- **What is required**: Your answer should hold all lines of the entries that include the word "this".

- **Collected data**:
Segment Open

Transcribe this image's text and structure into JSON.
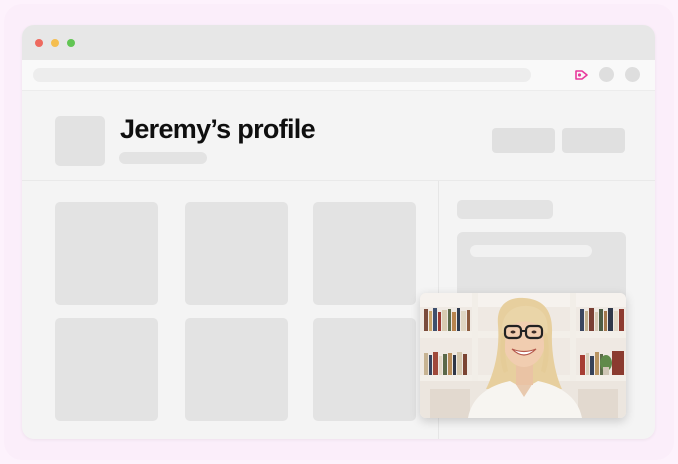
{
  "profile": {
    "title": "Jeremy’s profile"
  },
  "window_controls": [
    "close",
    "minimize",
    "maximize"
  ],
  "toolbar": {
    "extension_icon": "screen-recorder-icon"
  },
  "colors": {
    "background": "#fdf2fc",
    "accent": "#e8399c",
    "dot_red": "#ee6a5f",
    "dot_yellow": "#f5be4f",
    "dot_green": "#62c554"
  },
  "video_call": {
    "icon": "webcam-video-feed"
  }
}
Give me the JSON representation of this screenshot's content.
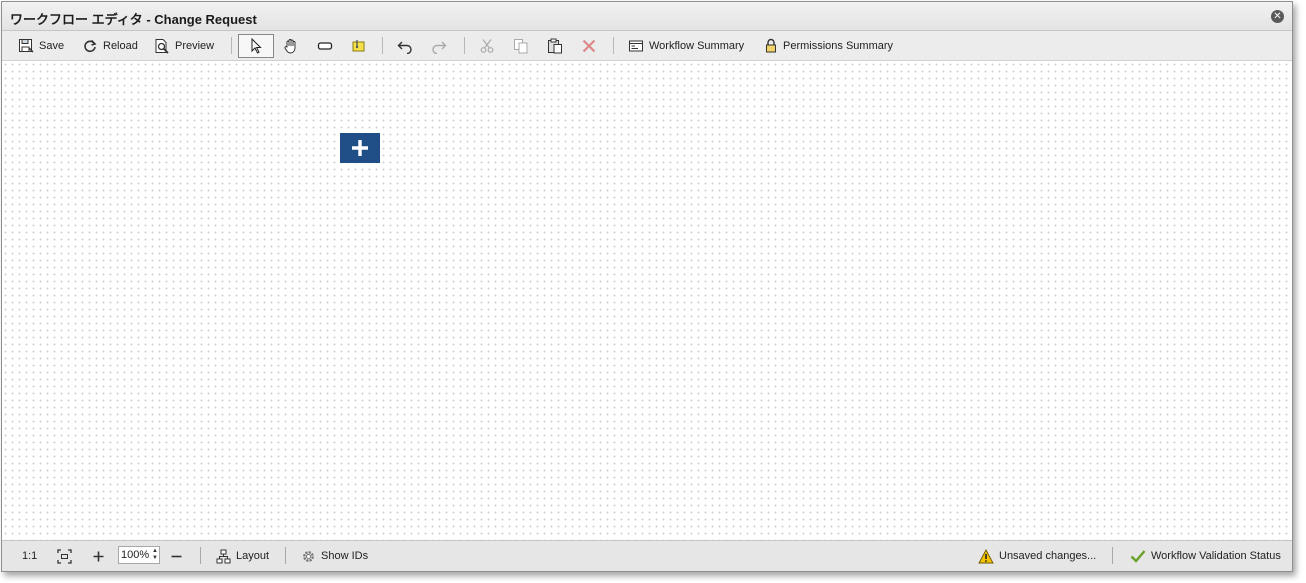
{
  "window": {
    "title": "ワークフロー エディタ - Change Request"
  },
  "toolbar": {
    "save_label": "Save",
    "reload_label": "Reload",
    "preview_label": "Preview",
    "workflow_summary_label": "Workflow Summary",
    "permissions_summary_label": "Permissions Summary"
  },
  "statusbar": {
    "actual_size_label": "1:1",
    "zoom_value": "100%",
    "layout_label": "Layout",
    "show_ids_label": "Show IDs",
    "unsaved_label": "Unsaved changes...",
    "validation_label": "Workflow Validation Status"
  },
  "colors": {
    "add_node": "#1f4f86",
    "warning": "#f3c200",
    "validation_check": "#6aa12b",
    "delete": "#d23a3a"
  },
  "icons": {
    "save": "floppy-disk-icon",
    "reload": "reload-icon",
    "preview": "preview-icon",
    "select": "pointer-icon",
    "pan": "hand-icon",
    "step": "step-icon",
    "note": "note-icon",
    "undo": "undo-icon",
    "redo": "redo-icon",
    "cut": "cut-icon",
    "copy": "copy-icon",
    "paste": "paste-icon",
    "delete": "delete-icon",
    "workflow_summary": "summary-icon",
    "permissions_summary": "lock-icon",
    "fit": "fit-screen-icon",
    "zoom_in": "zoom-in-icon",
    "zoom_out": "zoom-out-icon",
    "layout": "layout-icon",
    "show_ids": "gear-icon",
    "unsaved": "warning-icon",
    "validation": "checkmark-icon",
    "add_node": "plus-icon",
    "close": "close-icon"
  }
}
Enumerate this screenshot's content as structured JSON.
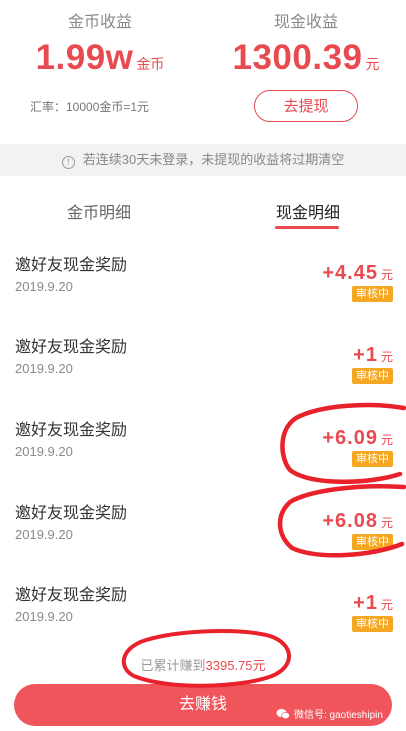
{
  "summary": {
    "coin": {
      "title": "金币收益",
      "amount": "1.99w",
      "unit": "金币",
      "rate": "汇率：10000金币=1元"
    },
    "cash": {
      "title": "现金收益",
      "amount": "1300.39",
      "unit": "元",
      "withdraw_label": "去提现"
    }
  },
  "notice": {
    "icon": "info-icon",
    "text": "若连续30天未登录，未提现的收益将过期清空"
  },
  "tabs": [
    {
      "label": "金币明细",
      "active": false
    },
    {
      "label": "现金明细",
      "active": true
    }
  ],
  "records": [
    {
      "title": "邀好友现金奖励",
      "date": "2019.9.20",
      "amount": "+4.45",
      "currency": "元",
      "status": "审核中"
    },
    {
      "title": "邀好友现金奖励",
      "date": "2019.9.20",
      "amount": "+1",
      "currency": "元",
      "status": "审核中"
    },
    {
      "title": "邀好友现金奖励",
      "date": "2019.9.20",
      "amount": "+6.09",
      "currency": "元",
      "status": "审核中"
    },
    {
      "title": "邀好友现金奖励",
      "date": "2019.9.20",
      "amount": "+6.08",
      "currency": "元",
      "status": "审核中"
    },
    {
      "title": "邀好友现金奖励",
      "date": "2019.9.20",
      "amount": "+1",
      "currency": "元",
      "status": "审核中"
    }
  ],
  "total": {
    "prefix": "已累计赚到",
    "value": "3395.75元"
  },
  "earn_button": "去赚钱",
  "watermark": {
    "icon": "wechat-icon",
    "text": "微信号: gaotieshipin"
  },
  "colors": {
    "accent": "#e84a4f",
    "badge": "#f5a623",
    "button": "#ef555b",
    "annotation": "#e8212b"
  }
}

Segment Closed

- **Problem solution**:
Transcribe this image's text and structure into JSON.
Give me the JSON representation of this screenshot's content.
Enumerate this screenshot's content as structured JSON.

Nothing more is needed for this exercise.